Available on DVD
- New digital transfer
- Interview with director Grigori Chukhrai and stars Vladimir Ivashov and Zhanna Prokhorenko, conducted after a preview screening in New York
- New and improved English subtitle translation
- Optimal image quality; RSDL dual-layer edition
New cover by William Logan and Amy Hoisington
Please note that whilst I try to not give away vital plot details/scenes/developments of the film, some reviews may contain mild spoilers.
The film opens to a bleak landscape and sadly, the all too familiar story of loss during war. I have had a few days to replay this film over in my mind and when I think about our young soldier, Alyosha, a word that continually appears is loyalty.
He is loyal to his country. Aged only 19 he is fighting for Russia during WWII, the time period for this film. He is a hero and his reward is a commendation from the General, though he forgoes this honour. Why you may ask, that I cannot tell. In order to find out you must watch the film.
He shows loyalty to his Mother. He is in a dangerous place, the Russian Front fighting the Germans yet he wants to leave, not as a deserter to the surrounding horrors, no, he wants to leave so he can go home and help his Mother, the roof is leaking and needs to be fixed.

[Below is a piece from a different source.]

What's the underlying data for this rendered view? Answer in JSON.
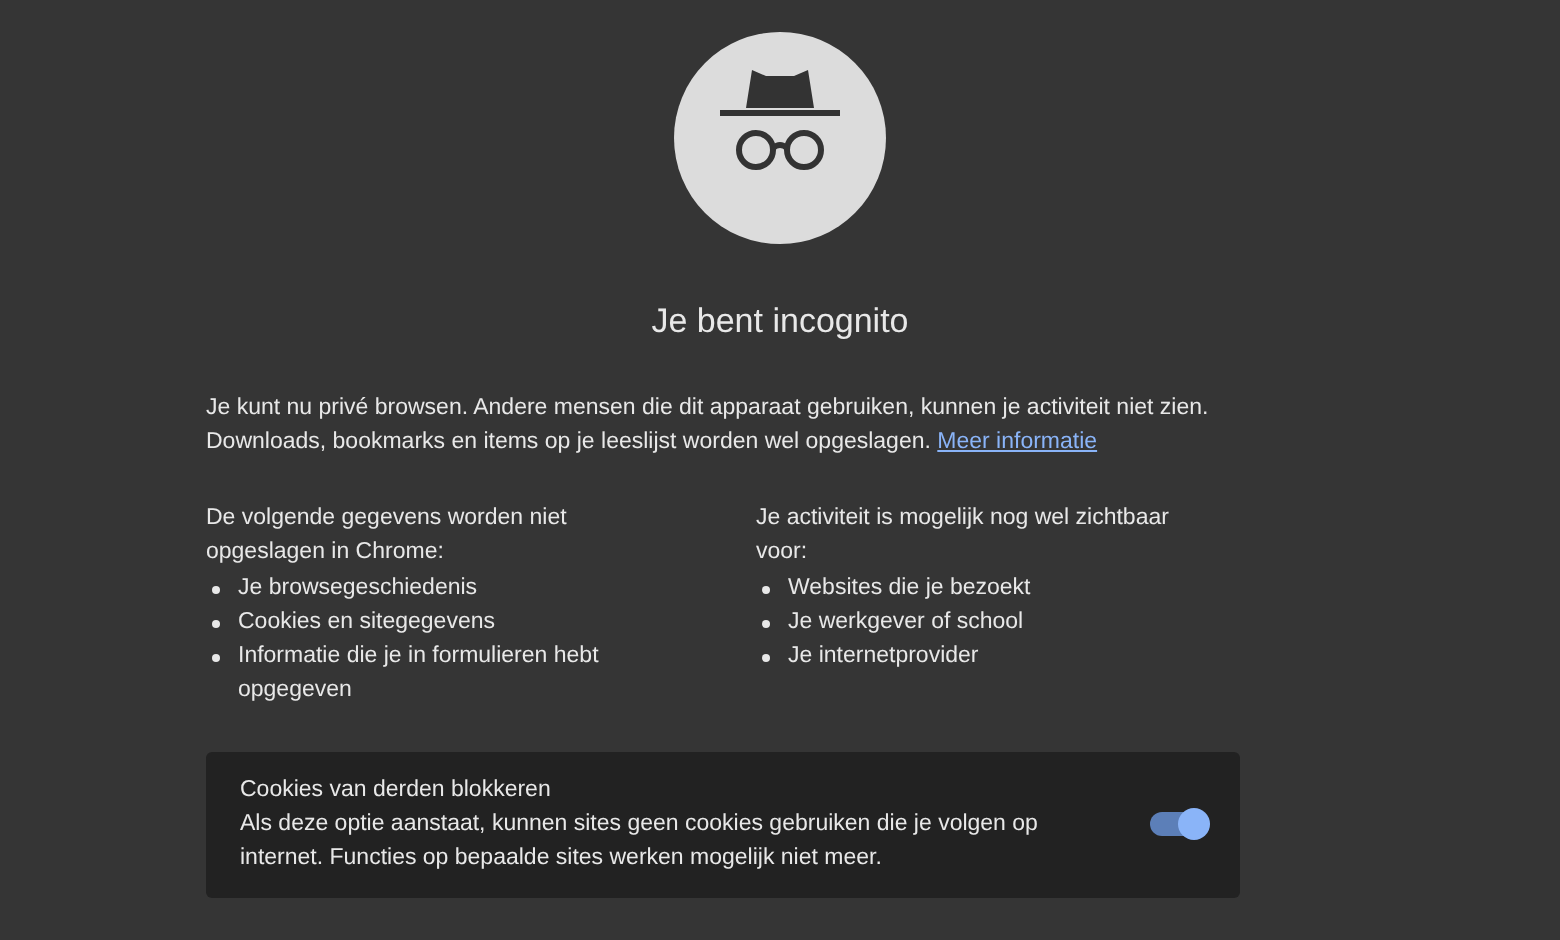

Loyalty is not his only endearing quality. Throughout the film he shows kindness to others, going out of his way to help even though the clock is ticking. He even found the time for a little romance, once the over-dramatic young lady (Shura), who I would have pushed from the moving train, calmed down. The train guard provides a few laughs and even though he lied I felt no malice towards him. It is due to his actions that a memorable quote is made:
“It’s so pleasant when you think badly of someone, only to discover that he’s good”.

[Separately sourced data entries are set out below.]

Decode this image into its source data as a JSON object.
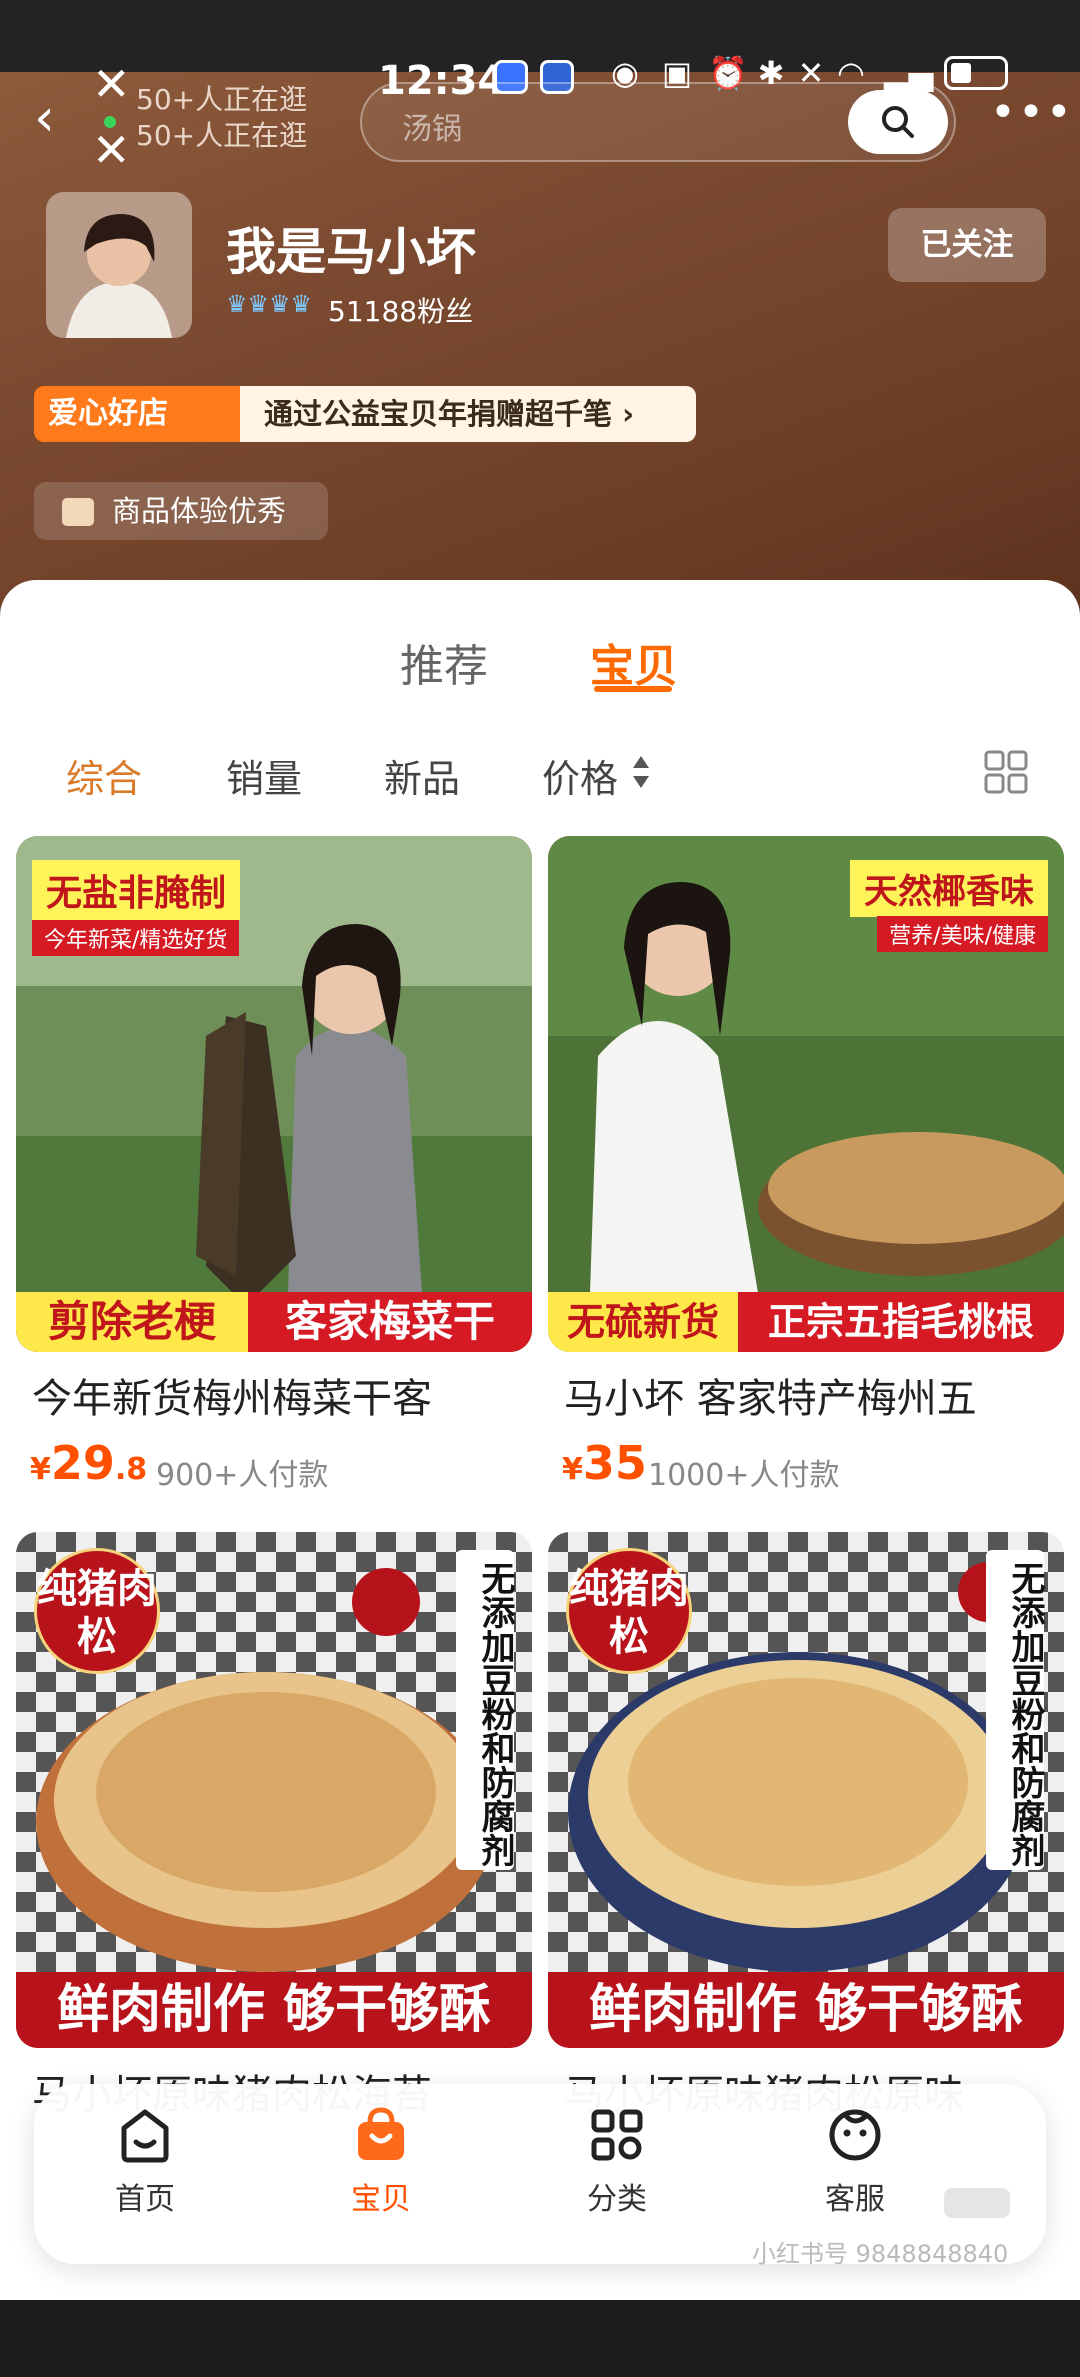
{
  "status_bar": {
    "time": "12:34"
  },
  "header": {
    "live_ticker": [
      "50+人正在逛",
      "50+人正在逛"
    ],
    "search_placeholder": "汤锅"
  },
  "shop": {
    "name": "我是马小坏",
    "fans": "51188粉丝",
    "follow_label": "已关注",
    "charity_tag": "爱心好店",
    "charity_text": "通过公益宝贝年捐赠超千笔 ›",
    "experience_tag": "商品体验优秀"
  },
  "tabs": [
    {
      "label": "推荐",
      "active": false
    },
    {
      "label": "宝贝",
      "active": true
    }
  ],
  "sort": {
    "items": [
      "综合",
      "销量",
      "新品",
      "价格"
    ],
    "active": "综合"
  },
  "products": [
    {
      "badge_top": "无盐非腌制",
      "badge_sub": "今年新菜/精选好货",
      "strip_left": "剪除老梗",
      "strip_right": "客家梅菜干",
      "title": "今年新货梅州梅菜干客",
      "price_symbol": "¥",
      "price_main": "29",
      "price_decimal": ".8",
      "sold": "900+人付款"
    },
    {
      "badge_top": "天然椰香味",
      "badge_sub": "营养/美味/健康",
      "strip_left": "无硫新货",
      "strip_right": "正宗五指毛桃根",
      "title": "马小坏 客家特产梅州五",
      "price_symbol": "¥",
      "price_main": "35",
      "price_decimal": "",
      "sold": "1000+人付款"
    },
    {
      "circle_badge": "纯猪肉松",
      "vertical_badge": "无添加豆粉和防腐剂",
      "strip": "鲜肉制作 够干够酥",
      "title": "马小坏原味猪肉松海苔"
    },
    {
      "circle_badge": "纯猪肉松",
      "vertical_badge": "无添加豆粉和防腐剂",
      "strip": "鲜肉制作 够干够酥",
      "title": "马小坏原味猪肉松原味"
    }
  ],
  "tabbar": [
    {
      "label": "首页",
      "icon": "home-icon",
      "active": false
    },
    {
      "label": "宝贝",
      "icon": "bag-icon",
      "active": true
    },
    {
      "label": "分类",
      "icon": "category-icon",
      "active": false
    },
    {
      "label": "客服",
      "icon": "service-icon",
      "active": false
    }
  ],
  "watermark": "小红书号 9848848840",
  "colors": {
    "accent": "#ff6a00",
    "price": "#ff5000",
    "hero": "#7b4a30"
  }
}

As Alyosha’s journey continues we encounter everyday civilians going about their lives. On the surface it all seems quite normal yet there are subtle reminders that not too far away a war is raging, be it a wounded soldier or a lady selling her possessions in order to survive
Later in the film there is a scene that reminds me how destructive man can be. The train passes by a forest of birch trees, very similar to the one seen in Ivan’s Childhood. As a nature lover, this is a beautiful sight. It made me think about all the senseless destruction man has done, not only to forests but to the planet as a whole. In my mind this is an example of the woeful disregard for life shown before, during and sadly since WWII.

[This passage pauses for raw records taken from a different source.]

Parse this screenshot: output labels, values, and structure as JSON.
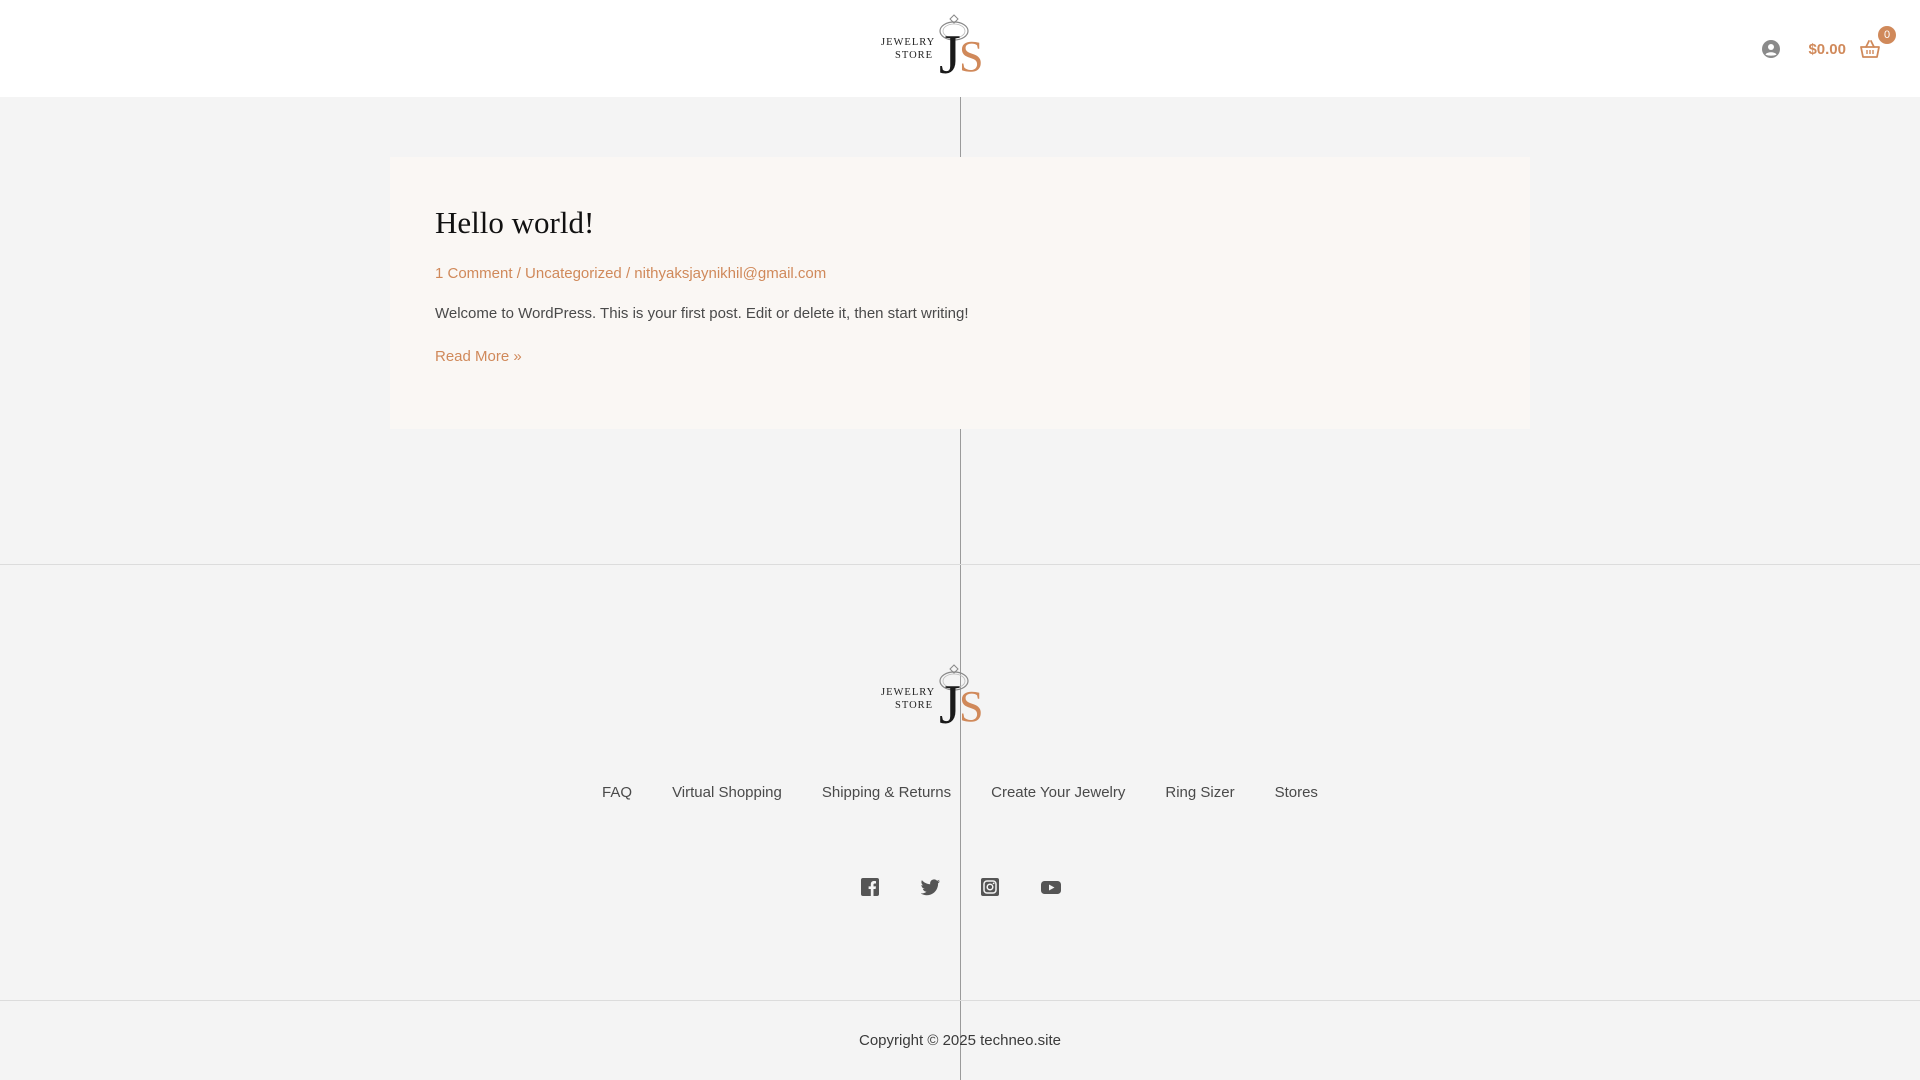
{
  "header": {
    "logo": {
      "line1": "JEWELRY",
      "line2": "STORE",
      "letter_j": "J",
      "letter_s": "S"
    },
    "cart_total": "$0.00",
    "cart_count": "0",
    "icons": {
      "account": "account-icon",
      "cart": "basket-icon"
    }
  },
  "post": {
    "title": "Hello world!",
    "meta": {
      "comments": "1 Comment",
      "category": "Uncategorized",
      "author": "nithyaksjaynikhil@gmail.com",
      "separator": " / "
    },
    "excerpt": "Welcome to WordPress. This is your first post. Edit or delete it, then start writing!",
    "read_more": "Read More »"
  },
  "footer": {
    "logo": {
      "line1": "JEWELRY",
      "line2": "STORE",
      "letter_j": "J",
      "letter_s": "S"
    },
    "nav": [
      {
        "label": "FAQ"
      },
      {
        "label": "Virtual Shopping"
      },
      {
        "label": "Shipping & Returns"
      },
      {
        "label": "Create Your Jewelry"
      },
      {
        "label": "Ring Sizer"
      },
      {
        "label": "Stores"
      }
    ],
    "social": [
      "facebook-icon",
      "twitter-icon",
      "instagram-icon",
      "youtube-icon"
    ],
    "copyright": "Copyright © 2025 techneo.site"
  },
  "colors": {
    "accent": "#d0895a",
    "background": "#f4f4f4",
    "card": "#faf7f4",
    "header": "#ffffff"
  }
}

I immensely enjoyed the few days we spent with our young soldier. This is a simple but highly emotive film and one I wholly recommend to you all.